Oil Sands Fabric: The Grain Component and Influences on Reservoir Properties
The grain component of the oil sands fabric was explored from three Canadian oil sands depositional settings from the McMurray Formation to determine grain morphology and weatherability, along with ‘sourcing grains’ to confirm depositional environments. In reservoir management studies, it is well known that accurate predictions of reservoir quality have a major influence on the success of a recovery program. Inherit characteristics of grains can be directly observed including textural properties (such as grain size, grain shape and sorting) and pore scale properties all which control reservoir properties. 18,000 grains from cores, 6000 from each environment, a transition depositional setting, estuary reservoir proper and the main estuarine reservoir were observed by SEM and results analyzed with an image analysis package. Preliminary results from SEM analysis revealed that grains from the three depositional settings displayed markedly different characteristics. Grains from the transitional depositional setting ranged from coarse to very fine sand (according to the Udden-Wentworth grain scale), although grains were predominately medium and fine sand sized. Whilst grains from the estuary reservoir proper changed to be predominately medium and fine sand sized, as were those from the main estuarine reservoir. These shifts in grain sizes between depositional environments are indicative of sorting differences which greatly influence reservoir characteristics and quality. Weatherability and fracturing of grains that also control reservoir conditions were observed to vary between the three depositional settings. Grains from the transitional depositional setting displayed the least amount of weathering; whereas weathering significantly increased in the estuary reservoir proper and significantly increased again in the main estuarine reservoir. Few grains of the transitional depositional setting were observed to be fractured either along the edges or across grain surfaces. Whilst grain fracturing significantly increased in the estuary reservoir proper, although slightly decreased in the main estuarine reservoir. Fractured and weathered grains can introduce a secondary porosity to the reservoir and impact reservoir productivity. Mechanical grain features observed from the three depositional settings confirmed that sources of the grains are derived from the logged distinct environments.

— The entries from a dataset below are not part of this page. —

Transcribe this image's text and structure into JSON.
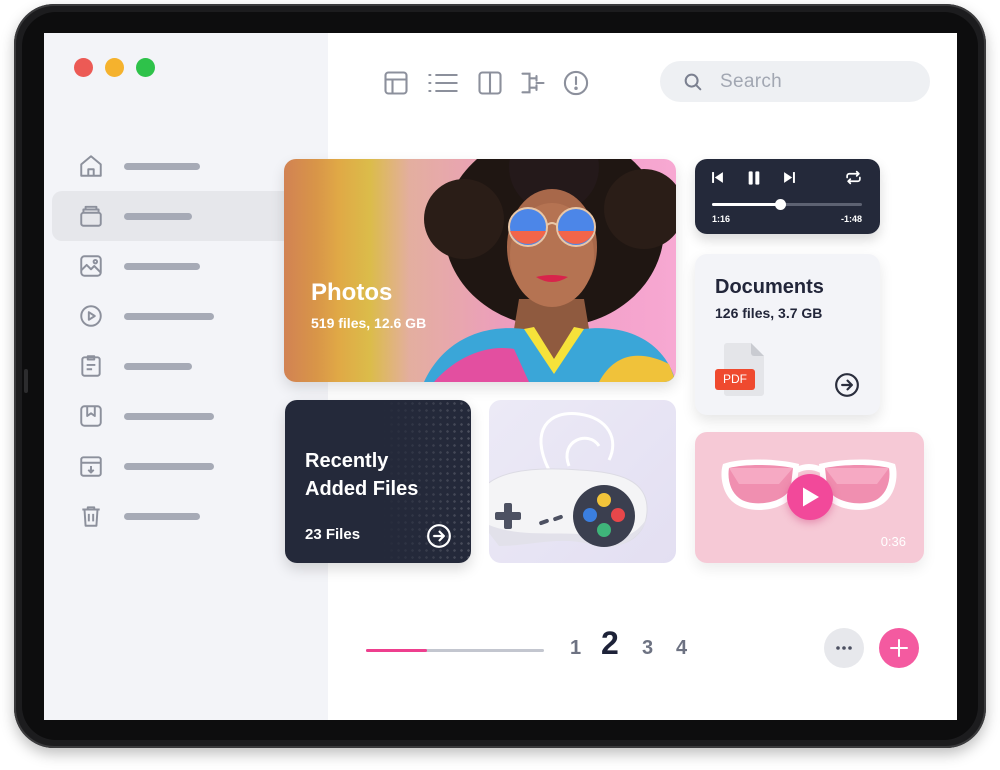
{
  "window": {
    "traffic_lights": [
      {
        "name": "close",
        "color": "#ec5a55"
      },
      {
        "name": "minimize",
        "color": "#f5b22d"
      },
      {
        "name": "maximize",
        "color": "#2ec24a"
      }
    ]
  },
  "sidebar": {
    "active_index": 1,
    "items": [
      {
        "icon": "home-icon"
      },
      {
        "icon": "box-icon"
      },
      {
        "icon": "image-icon"
      },
      {
        "icon": "play-circle-icon"
      },
      {
        "icon": "clipboard-icon"
      },
      {
        "icon": "bookmark-icon"
      },
      {
        "icon": "archive-download-icon"
      },
      {
        "icon": "trash-icon"
      }
    ]
  },
  "toolbar": {
    "icons": [
      "grid-layout-icon",
      "list-view-icon",
      "split-view-icon",
      "hierarchy-icon",
      "info-alert-icon"
    ],
    "search": {
      "placeholder": "Search"
    }
  },
  "cards": {
    "photos": {
      "title": "Photos",
      "subtitle": "519 files, 12.6 GB"
    },
    "player": {
      "elapsed": "1:16",
      "remaining": "-1:48",
      "progress": 0.45
    },
    "documents": {
      "title": "Documents",
      "subtitle": "126 files, 3.7 GB",
      "file_badge": "PDF"
    },
    "recent": {
      "title": "Recently Added Files",
      "subtitle": "23 Files"
    },
    "game": {
      "icon": "game-controller-icon"
    },
    "video": {
      "duration": "0:36"
    }
  },
  "pagination": {
    "pages": [
      "1",
      "2",
      "3",
      "4"
    ],
    "current": "2",
    "progress": 0.34
  },
  "colors": {
    "accent": "#f45aa0",
    "dark_card": "#24293a",
    "sidebar_bg": "#f3f4f8"
  }
}
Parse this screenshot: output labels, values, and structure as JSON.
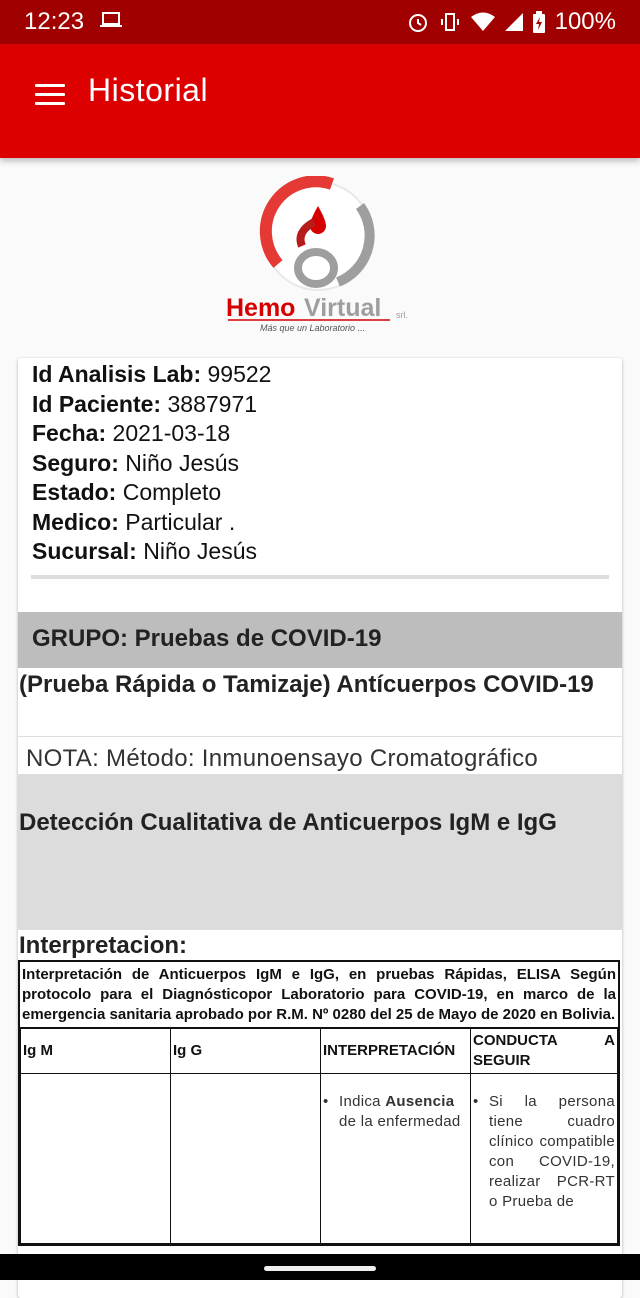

AAPG Datapages/Search and Discovery Article #90216 ©2015 AAPG Annual Convention and Exhibition, Denver, CO., May 31 - June 3, 2015